In a recent judgment, the SC rejected a Public Interest Litigation (PIL) petition which asked for re-election if NOTA votes exceed in an election, a major blow to democratic sentiment. The petitioner raised a valid point that if NOTA gets the highest number of votes, it would amount to an expression of public dissatisfaction with the candidates in the fray. In its judgment, the SC cleared that conducting elections in our country costs money and conducting re-elections on such basis would create an extra burden on the public exchequer.
Gujarat Legislative Assembly elections of 2017 recorded 5.5 lakh NOTA votes, making it 1.8% of the total valid votes, a relatively small figure, of course. Merely 1-2% of votes will remain a symbolic instrument of expressing resentment. The way NOTA functions in our democracy, it is rightly considered as ‘Wastage of Vote,’ which is no different than abstention and boycott.

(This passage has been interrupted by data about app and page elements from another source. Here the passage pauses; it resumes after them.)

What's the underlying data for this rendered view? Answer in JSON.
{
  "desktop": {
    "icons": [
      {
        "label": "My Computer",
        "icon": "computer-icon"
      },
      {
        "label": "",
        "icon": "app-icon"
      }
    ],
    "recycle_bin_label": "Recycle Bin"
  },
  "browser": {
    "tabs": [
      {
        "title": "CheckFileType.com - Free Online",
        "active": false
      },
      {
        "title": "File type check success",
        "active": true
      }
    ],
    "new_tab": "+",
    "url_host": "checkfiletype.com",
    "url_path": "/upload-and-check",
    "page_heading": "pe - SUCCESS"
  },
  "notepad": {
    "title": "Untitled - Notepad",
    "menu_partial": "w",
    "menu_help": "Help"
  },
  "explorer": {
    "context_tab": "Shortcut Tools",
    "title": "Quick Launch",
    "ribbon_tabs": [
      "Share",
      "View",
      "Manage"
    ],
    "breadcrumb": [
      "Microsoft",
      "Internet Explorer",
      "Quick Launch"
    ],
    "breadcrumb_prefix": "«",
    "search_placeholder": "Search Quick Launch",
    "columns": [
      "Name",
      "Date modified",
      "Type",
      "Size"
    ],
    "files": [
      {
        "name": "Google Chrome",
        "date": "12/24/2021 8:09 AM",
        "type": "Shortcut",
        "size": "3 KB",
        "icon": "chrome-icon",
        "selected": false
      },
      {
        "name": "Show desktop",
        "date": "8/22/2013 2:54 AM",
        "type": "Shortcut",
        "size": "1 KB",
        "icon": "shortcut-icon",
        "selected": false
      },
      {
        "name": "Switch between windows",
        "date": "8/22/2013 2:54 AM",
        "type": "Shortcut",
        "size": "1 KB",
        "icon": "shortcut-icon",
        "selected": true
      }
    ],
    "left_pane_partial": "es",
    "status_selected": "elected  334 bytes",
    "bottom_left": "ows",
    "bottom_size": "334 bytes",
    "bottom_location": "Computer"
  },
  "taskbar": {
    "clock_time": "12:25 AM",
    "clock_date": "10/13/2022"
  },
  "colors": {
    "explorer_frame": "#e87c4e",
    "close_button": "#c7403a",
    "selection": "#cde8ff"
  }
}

However, if considered from an opposite perspective, it can be argued that NOTA votes are cast in a small proportion because it is ineffective and doesn’t convert inherent resentment into outright public distrust against the political class. It is believed that it will not fetch anything but internal satisfaction. If they are ensured of re-election, NOTA might be proved an effective instrument of democracy as it is not that improvement plans are not being suggested for the same.
Various proposals have been recommended, one being re-election if NOTA receives the highest number of votes. This is certainly a praiseworthy suggestion. It, however, raises a pertinent question of whom the disapproval is against—the candidate, political party, or manifesto of political parties? Re-election can be conducted after due deliberation between the public and political class if the disapproval is against the candidate or policies. However, if it is against political parties, much can’t be changed and the result of re-election would be more-or-less the same on the ground.
Further, if the same candidate contests with the same policies again, then the electorate will probably choose NOTA until the candidate or policy is changed. It is evident that in the absence of a direct and clear-cut dialogue mechanism between electorate and candidate or political party, there are risks of getting into the vicious cycle of elections.
However, advocates of NOTA argue that the NOTA button may be disabled to avoid a series of re-election. As part of recommendations, it is also suggested that political parties that lose to NOTA should bear the cost of re-election. It is argued that this will not only solve the problem of election conducting costs and expenses up to a certain extent but will also limit excessive expenditure in campaigning by political parties in the very first instance.
There are certainly issues with re-elections but those issues can be resolved if we look for the light bulb in the dark room with due deliberation and discussion among all the stakeholders involved in the process. Outright rejection of an idea is going to take us nowhere, that too at a time when we vehemently demand electoral reforms.
As I said earlier, barely giving a symbolic representation in the electronic voting machine (EVM) does not serve the purpose at all. It can make up to the headlines at most but hardly change any situation on the ground. The need of the hour is to provide more powers to this instrument in order to ensure accountability of the political class to the people. It will also ensure cohesive and inclusive manifesto, along with better candidatures in the political arena.